The holidays are a time of immense celebration and excitement for most. The light displays and the decorated windows encourage us to be in good cheer as we bring in the Christmas season. But, for many people, the holidays hurt. They may be a painful reminder of loss and grief. Their hearts may be looking for ways to feel the depth of their pain in a world that seems to have continued on without them.
Grief is an incredibly personal process that doesn’t stop for the holidays. Whether we are grieving or walking alongside someone who is grieving, may we remember that those feelings are important and that it’s okay to be hurting this holiday. May we hold each other close as we walk through the painful seasons. And, may we look for the glimmers of hope in our daily lives that show that the light will return to us in time.
the ache lives.
Memories of you
like an old wound,
never fully healed.
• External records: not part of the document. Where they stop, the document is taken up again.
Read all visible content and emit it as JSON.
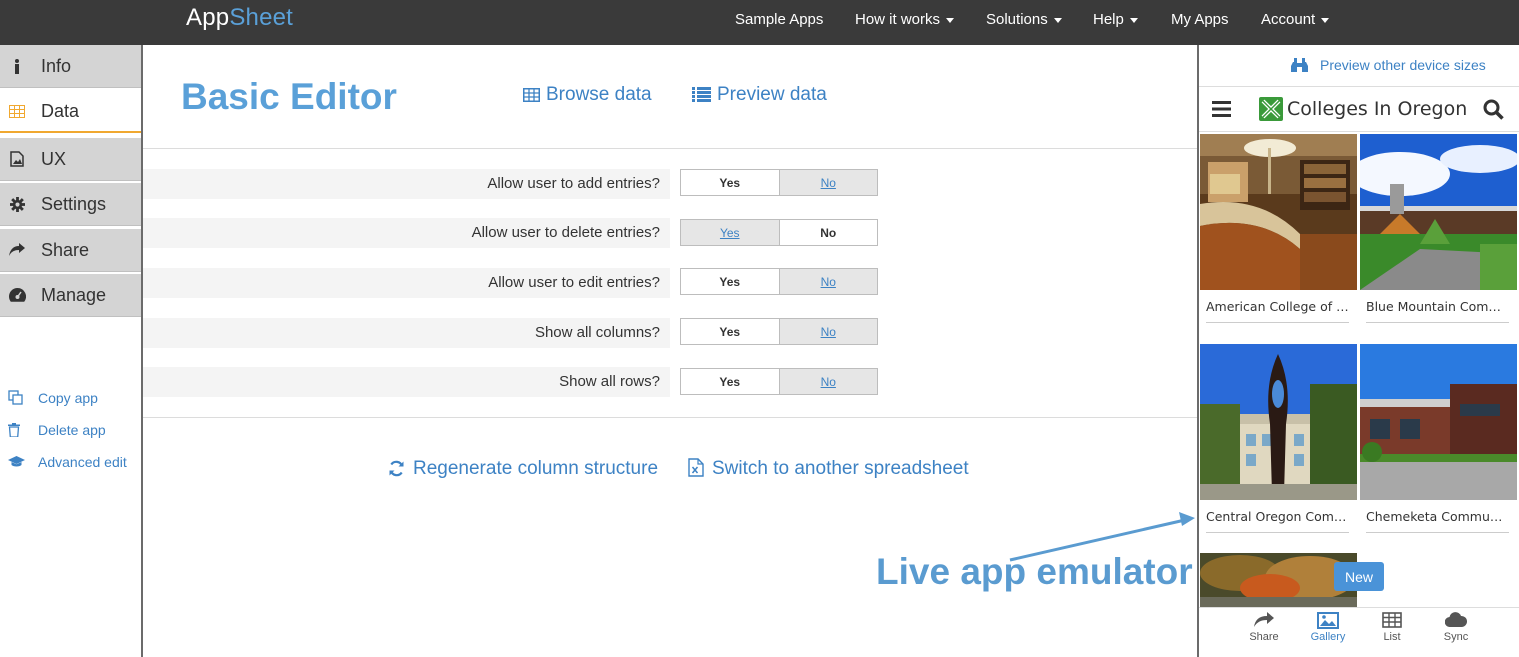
{
  "nav": {
    "brand_a": "App",
    "brand_b": "Sheet",
    "items": [
      "Sample Apps",
      "How it works",
      "Solutions",
      "Help",
      "My Apps",
      "Account"
    ]
  },
  "sidebar": {
    "items": [
      {
        "label": "Info",
        "icon": "info-icon"
      },
      {
        "label": "Data",
        "icon": "table-icon"
      },
      {
        "label": "UX",
        "icon": "image-file-icon"
      },
      {
        "label": "Settings",
        "icon": "gear-icon"
      },
      {
        "label": "Share",
        "icon": "share-arrow-icon"
      },
      {
        "label": "Manage",
        "icon": "dashboard-icon"
      }
    ],
    "links": [
      {
        "label": "Copy app",
        "icon": "copy-icon"
      },
      {
        "label": "Delete app",
        "icon": "trash-icon"
      },
      {
        "label": "Advanced edit",
        "icon": "graduation-cap-icon"
      }
    ]
  },
  "main": {
    "title": "Basic Editor",
    "browse_label": "Browse data",
    "preview_label": "Preview data",
    "options": [
      {
        "question": "Allow user to add entries?",
        "yes": "Yes",
        "no": "No",
        "selected": "no"
      },
      {
        "question": "Allow user to delete entries?",
        "yes": "Yes",
        "no": "No",
        "selected": "yes"
      },
      {
        "question": "Allow user to edit entries?",
        "yes": "Yes",
        "no": "No",
        "selected": "no"
      },
      {
        "question": "Show all columns?",
        "yes": "Yes",
        "no": "No",
        "selected": "no"
      },
      {
        "question": "Show all rows?",
        "yes": "Yes",
        "no": "No",
        "selected": "no"
      }
    ],
    "regenerate_label": "Regenerate column structure",
    "switch_label": "Switch to another spreadsheet",
    "annotation": "Live app emulator"
  },
  "emulator": {
    "preview_sizes": "Preview other device sizes",
    "app_title": "Colleges In Oregon",
    "tiles": [
      "American College of Healthcare Sciences",
      "Blue Mountain Community College",
      "Central Oregon Community College",
      "Chemeketa Community College"
    ],
    "new_label": "New",
    "tabs": [
      {
        "label": "Share",
        "active": false
      },
      {
        "label": "Gallery",
        "active": true
      },
      {
        "label": "List",
        "active": false
      },
      {
        "label": "Sync",
        "active": false
      }
    ],
    "colors": {
      "accent": "#3d82c4",
      "title": "#5aa0d8",
      "navbar": "#3a3a3a",
      "active_marker": "#f0a830"
    }
  }
}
Grief is heart-shattering and all-consuming, and in time, it settles into a deep ache. It’s still there, and the holidays can bring up so many memories—memories that remind us of that loved one but also of the hurt we feel in their absence. Whether you’re in the early stages of grief or the phase of deep aching, please don’t feel like you have to hide these feelings during the holidays. Confide in a friend or a loved one. Find a support group or a counselor. There are people who can walk alongside you in your grief. You don’t have to bear it alone.
This is the love
that you couldn’t take with you
It has been left to collect
in the pit of my chest
Too much for one body to keep
or carry alone
It weighs on me
that it is given a new name entirely
Feelings of loss are heavy on the broken-hearted, and we often are left to mourn the love that is left behind. The love was beautiful, and it is still beautiful, but it is different now. Take the time you need this holiday to allow yourself to reflect on it. You may need to skip some of the holiday traditions this year that feel too painful, but that doesn’t mean you’ll always need to do that. Be gentle with yourself as you’re learning to navigate your healing.
After the Fire
You ever think you could cry so hard
that there’d be nothing left in you, like
how the wind shakes a tree in a storm
until every part of it is run through with
wind? I live in the low parts now, most
days a little hazy with fever and waiting
for the water to stop shivering out of the
body. Funny thing about grief, its hold
is so bright and determined like a flame,
like something almost worth living for.
I found this piece so deeply moving and poignant. The imagery is a perfect representation of the way grief shakes us to our core, a whole-body experience of loss and transition. But, the last part of this poem reminds us to hold onto hope: the grief sweeps through us with such determination because it is necessary and vital. It hurts and it takes from us, but it also leads us back to the light.
Instructions on Not Giving Up
More than the fuchsia funnels breaking out
of the crabapple tree, more than the neighbor’s
almost obscene display of cherry limbs shoving
their cotton candy-colored blossoms to the slate
sky of Spring rains, it’s the greening of the trees
that really gets to me. When all the shock of white
and taffy, the world’s baubles and trinkets, leave
the pavement strewn with the confetti of aftermath,
the leaves come. Patient, plodding, a green skin
growing over whatever winter did to us, a return
to a strange idea of continuous living despite
the mess of us, the hurt, the empty. Fine then,
I’ll take it, the tree seems to say, a new slick leaf
unfurling like a fist to an open palm, I’ll take it all.
This poem was the perfect contrast to “After the Fire” because it is a continuation of its imagery and how it relates to grief. The green leaves return, and I especially love the line, “growing over whatever winter did to us, a return to the strange idea of continuous living despite the mess of us, the hurt, the empty.” While many celebrate the holidays, grief comes through like a harsh winter. But, the green leaves and the warmth will return, slowly, as the seasons change in your heart.
If you are grieving this holiday season, please know that you are seen. Please allow yourself to feel whatever you need to feel. It’s okay, and it’s necessary. Your feelings during this time are so valid. I hope that these poems can serve as a little glimmer of light in your healing process.